Shanna Groves – the Lipreading Mom – did a fascinating post this morning, on an alternative method of communication called Cued Speech. Apparently, this is a system by which, both lip-readers and Signers can communicate with each other, and the Hearing. The system works on phonemes. That’s a fancy – yeah, I got a degree – way of saying, sounds. In that, it is similar to Gregg shorthand, a largely outdated system of speed-writing for notation.
So, in other words, instead of saying – or Signing – a word, like grandparents, you would use several signs or symbols based on the individual syllabic sounds. Gr-and-p-air-nts. A Gregg shorthand stenographer would only have to strike 5 keys rather than the 12 required for the standard word.
In the world of lip-reading, where so many sounds share a mouthshape, like bid, bad and bed, this form of communication represents a revolutionary shift. In the world of ASL, it can create an environment for first language Signers to learn English, enabling development of reading skills. ASL children are already adept at reading a hand based visual language. This system can easily open the door to verbal language. What’s more, since it is phonemically based, it can be used to teach Deaf and Hearing alike, any second language – say Mandarin, for example.
Most spoken languages are natural evolutions. Ogg the caveman needed a way to tell Ugg the caveman not to eat his saber-tooth tiger. Man’s earliest forms of communication were aural grunts and body language. Eventually, those aural grunts evolved into words. As early man migrated to different parts of the globe, different languages developed. Conquest, trading, intermarriage and other elements led to a code-swapping that grew into modern language.
But Sign, lipreading, shorthand and this – Cued Speech – were invented forms of communication. These methods actually required a single enlightened individual or group to sit down and create them. Once created of course, they too evolved into their modern forms. ASL is evolving still, as is English, for that matter. (Oops, my bad. Lol.)
The goal of Cued Speech is literacy. The Deaf in America have a huge literacy problem. Now, I realize that statement rubs some people raw, but there’s no denying simple facts. The average Deaf High school graduate reads at a 3rd grade level.
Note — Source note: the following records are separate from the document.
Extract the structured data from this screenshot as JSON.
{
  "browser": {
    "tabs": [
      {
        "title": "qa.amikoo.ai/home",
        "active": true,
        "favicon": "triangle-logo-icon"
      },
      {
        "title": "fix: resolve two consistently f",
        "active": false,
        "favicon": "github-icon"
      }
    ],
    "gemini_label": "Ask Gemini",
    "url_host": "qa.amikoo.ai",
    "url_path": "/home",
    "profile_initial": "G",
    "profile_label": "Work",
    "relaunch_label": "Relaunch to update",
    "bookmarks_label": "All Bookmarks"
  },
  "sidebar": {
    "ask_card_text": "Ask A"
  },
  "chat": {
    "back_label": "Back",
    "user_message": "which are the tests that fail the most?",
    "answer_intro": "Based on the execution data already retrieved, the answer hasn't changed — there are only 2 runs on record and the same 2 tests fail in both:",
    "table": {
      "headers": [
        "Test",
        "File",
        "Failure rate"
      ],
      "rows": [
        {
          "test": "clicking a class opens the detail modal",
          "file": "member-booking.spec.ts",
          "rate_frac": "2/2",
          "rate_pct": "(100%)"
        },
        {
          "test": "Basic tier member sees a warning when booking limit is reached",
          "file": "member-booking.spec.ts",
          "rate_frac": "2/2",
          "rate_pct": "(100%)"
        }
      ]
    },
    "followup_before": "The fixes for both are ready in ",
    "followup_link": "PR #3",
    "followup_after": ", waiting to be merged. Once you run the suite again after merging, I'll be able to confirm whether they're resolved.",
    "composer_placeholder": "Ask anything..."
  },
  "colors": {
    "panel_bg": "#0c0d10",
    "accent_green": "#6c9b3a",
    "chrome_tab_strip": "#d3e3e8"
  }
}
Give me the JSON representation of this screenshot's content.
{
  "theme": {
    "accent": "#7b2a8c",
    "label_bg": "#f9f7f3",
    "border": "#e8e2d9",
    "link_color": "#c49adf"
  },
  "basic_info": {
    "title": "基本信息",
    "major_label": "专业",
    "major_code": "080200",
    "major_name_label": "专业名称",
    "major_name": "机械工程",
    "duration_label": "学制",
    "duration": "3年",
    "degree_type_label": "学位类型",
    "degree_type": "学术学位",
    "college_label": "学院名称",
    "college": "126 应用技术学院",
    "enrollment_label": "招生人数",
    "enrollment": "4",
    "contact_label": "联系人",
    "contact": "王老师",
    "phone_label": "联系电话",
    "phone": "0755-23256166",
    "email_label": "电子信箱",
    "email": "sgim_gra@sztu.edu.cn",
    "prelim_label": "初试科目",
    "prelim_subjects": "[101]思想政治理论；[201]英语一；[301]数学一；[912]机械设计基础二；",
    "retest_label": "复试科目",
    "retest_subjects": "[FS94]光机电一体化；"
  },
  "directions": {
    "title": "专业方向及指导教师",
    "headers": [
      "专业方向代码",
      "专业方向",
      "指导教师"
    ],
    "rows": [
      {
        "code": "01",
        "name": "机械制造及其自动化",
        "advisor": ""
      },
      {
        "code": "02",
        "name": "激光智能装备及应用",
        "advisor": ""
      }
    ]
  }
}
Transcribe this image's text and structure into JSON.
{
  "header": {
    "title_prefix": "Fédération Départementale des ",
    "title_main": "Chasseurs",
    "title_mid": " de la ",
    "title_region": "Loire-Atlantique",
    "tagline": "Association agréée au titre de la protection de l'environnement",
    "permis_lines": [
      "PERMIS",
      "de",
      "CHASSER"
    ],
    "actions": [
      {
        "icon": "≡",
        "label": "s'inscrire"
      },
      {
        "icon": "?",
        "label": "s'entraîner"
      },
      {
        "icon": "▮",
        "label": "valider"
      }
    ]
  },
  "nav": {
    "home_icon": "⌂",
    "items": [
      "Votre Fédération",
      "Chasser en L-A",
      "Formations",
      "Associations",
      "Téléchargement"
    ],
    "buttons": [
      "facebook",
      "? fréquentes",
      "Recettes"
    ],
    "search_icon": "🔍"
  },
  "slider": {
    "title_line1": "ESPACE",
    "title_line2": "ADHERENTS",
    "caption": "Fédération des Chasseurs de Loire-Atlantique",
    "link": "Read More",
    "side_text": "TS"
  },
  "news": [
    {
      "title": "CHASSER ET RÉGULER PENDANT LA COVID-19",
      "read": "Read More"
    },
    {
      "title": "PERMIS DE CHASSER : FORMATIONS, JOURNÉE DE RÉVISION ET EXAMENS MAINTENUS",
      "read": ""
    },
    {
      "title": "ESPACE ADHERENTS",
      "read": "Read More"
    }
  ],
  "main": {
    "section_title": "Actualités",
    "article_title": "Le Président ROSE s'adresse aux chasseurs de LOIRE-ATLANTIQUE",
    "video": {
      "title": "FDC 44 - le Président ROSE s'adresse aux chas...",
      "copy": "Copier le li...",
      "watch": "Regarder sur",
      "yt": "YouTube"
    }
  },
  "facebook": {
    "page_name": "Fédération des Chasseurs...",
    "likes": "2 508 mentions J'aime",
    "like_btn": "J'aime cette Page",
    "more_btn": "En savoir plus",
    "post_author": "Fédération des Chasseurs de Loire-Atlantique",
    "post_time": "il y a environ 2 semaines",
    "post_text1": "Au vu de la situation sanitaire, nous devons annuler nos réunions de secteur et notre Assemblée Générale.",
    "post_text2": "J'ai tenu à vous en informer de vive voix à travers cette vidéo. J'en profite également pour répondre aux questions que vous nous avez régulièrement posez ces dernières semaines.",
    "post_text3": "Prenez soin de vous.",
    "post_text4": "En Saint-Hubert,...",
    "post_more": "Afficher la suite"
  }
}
I’m sorry, but there it is. Children raised with Cued Speech in conjunction with Sign, do far better learning to read. And best of all, from my point of view, these children are raised bilingually, from birth – giving them that awesome cerebral boost I keep harping about. By utilizing Cued Speech and ASL, your Deaf kid can grow up to be smarter than Socrates. Use it to teach her a 3rd language, and she’ll shed this mortal coil and turn into a beam of light.
Here’s a video from the NCSA, explaining further. For more information go here, here or here.
BitcoDavid is a blogger and a blog site consultant. In former lives, he was an audio engineer, a videographer, a teacher – even a cab driver. He is an avid health and fitness enthusiast and a Pro/Am boxer. He has spent years working with diet and exercise to combat obesity and obesity related illness.
- Learning to Speak Visually with Cued Speech – An Interview with Aaron Rose (lipreadingmom.com)
- Is Cued Speech part of American Sign Language (ASL)? (cuedspeechtc.wordpress.com)
- What is Cued Speech? (cuedspeechtc.wordpress.com)
- I Review the “Little Books” ASL Discs (deafinprison.wordpress.com)
- DeafInPrison.com Launches ASL Learners FaceBook Group (deafinprison.wordpress.com)
- The Shoe on Another Foot, and a Hat-tip to Dave Chappelle (deafinprison.wordpress.com)
- A Brief Discussion on C.I. Debate with Jean F. Andrews (deafinprison.wordpress.com)
- Mitsuyoshi Yabe and Japanese Cued Speech by Sarina Roffe (ssegaldotorg.wordpress.com)
- This Video Will Rock Your World (deafinprison.wordpress.com)
- According to the ASL Meetup group… (deafinprison.wordpress.com)
3 thoughts on “Cued Speech – Gregg Shorthand Marries ASL”
Great post. Didn’t even know about Gregg shorthand.
You should definitely be a spokesperson for Cued Speech. You’ve got a good sales pitch.
Thank you very much. It is important to say, that I don’t see Cued Speech as an alternative to ASL, but rather as an adjunct to it.